limitation, even when just (market) value decreases, as long as assessed value
does not exceed market value.
Only lands used for bona fide commercial agricultural purposes are eligible to
receive an agricultural classification. "Bona fide" agricultural purpose means
a good faith commercial agricultural use of the land. Property receiving an
agricultural classification are valued based solely on their actual use, rather
than their "highest and best" use. Click here for office
agricultural classification guidelines.
Application must be made between January 1 and March 1 of the tax year (Click here for Agricultural Clasification Application). Agricultural classification cannot be granted to lands not being used for bona fide commercial agricultural purposes.
If the owner of property receiving an agricultural classification applies for and receives a homestead exemption on a portion of that property, the portion receiving the homestead exemption (curtilage) cannot also receive an agricultural classification. 193.155(6), F.S.
Please direct questions concerning agricultural classification to this office at email@example.com or (941) 743-1353.
The Property Appraiser is neither a Taxing Authority nor the Tax Collector and has nothing to do with the amount of taxes levied or collected. However, as a property owner, you are not only interested in what value the appraiser places on your property, but also in how the amount of taxes you pay is determined.
This is the way it works:
Let's say the Property Appraiser has found the assessed value
of your home to be $75,000. You apply for and receive the homestead exemption,
so $25,000 is deducted from your assessed value, leaving a taxable value of
$50,000 (due to "Save Our Homes" requirements your property's just value could
be greater than or equal to assessed value).
Now, let's assume that the tax rate in your community has been set by the Taxing Authorities (city, county commission, school board, special districts, etc.) at 15 mills. That's $15.00 in taxes for each $1,000 of taxable value.
Divide your property's taxable value, $50,000 by $1,000 and the answer is 50.
Multiply that by the tax rate, $15.00.
$15.00 x 50 = $750.00
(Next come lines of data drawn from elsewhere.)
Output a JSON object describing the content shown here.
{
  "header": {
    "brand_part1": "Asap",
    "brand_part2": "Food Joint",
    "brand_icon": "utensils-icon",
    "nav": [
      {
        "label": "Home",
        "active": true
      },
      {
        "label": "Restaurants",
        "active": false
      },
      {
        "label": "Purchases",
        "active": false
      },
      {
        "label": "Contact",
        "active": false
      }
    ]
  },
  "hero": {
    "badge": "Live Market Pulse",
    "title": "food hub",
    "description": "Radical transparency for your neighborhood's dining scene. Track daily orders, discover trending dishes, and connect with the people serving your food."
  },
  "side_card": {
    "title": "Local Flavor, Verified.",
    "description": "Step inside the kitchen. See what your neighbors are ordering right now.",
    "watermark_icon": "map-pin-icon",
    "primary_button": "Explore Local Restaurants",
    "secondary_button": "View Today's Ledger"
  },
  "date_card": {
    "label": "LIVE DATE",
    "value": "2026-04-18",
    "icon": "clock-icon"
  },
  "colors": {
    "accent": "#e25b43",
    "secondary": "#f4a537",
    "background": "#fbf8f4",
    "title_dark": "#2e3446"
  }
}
That is the amount of "ad valorem" tax due on your home. Your total tax bill may also include non "ad valorem" assessments for services such as garbage collection, road maintenance, and fire protection. Discounts are allowed for prompt payment. If paid in November 4%, December 3%, January 2%, February 1%.
If your opinion of your property's value differs from the Property Appraiser's, by all means please come in and discuss the matter with us. If you have evidence that our appraisal is more than the actual fair market value of your property on the preceding January 1 appraisal date, we will welcome the opportunity to review all pertinent facts. However, please keep in mind that although values are estimated as of January 1, notice of those values is not mailed until mid to late August, almost eight (8) months after the valuation date.
After speaking with us, if you still find a significant difference between our
appraisal and what you feel your property's market value is, you may request a
hearing before the Value Adjustment Board. A written petition must be filed
with the Clerk of the Circuit Court, acting as Clerk of the Value Adjustment
Board, during the appropriate filing period, usually late August-early
September. Petitions may be obtained at this
site or from the Property Appraiser.
The Value Adjustment Board's function is to hear evidence concerning whether or not properties called to their attention are appraised at more or less than their just value on the previous January 1.
The Board also hears appeals of exemption and classified value denial.
The Property Appraiser and staff are at the public's service and will be glad to
assist in all matters pertaining to appraisal and exemptions in Charlotte
The Property Appraiser's Office is your office. Please feel free at all times to visit and examine our public records.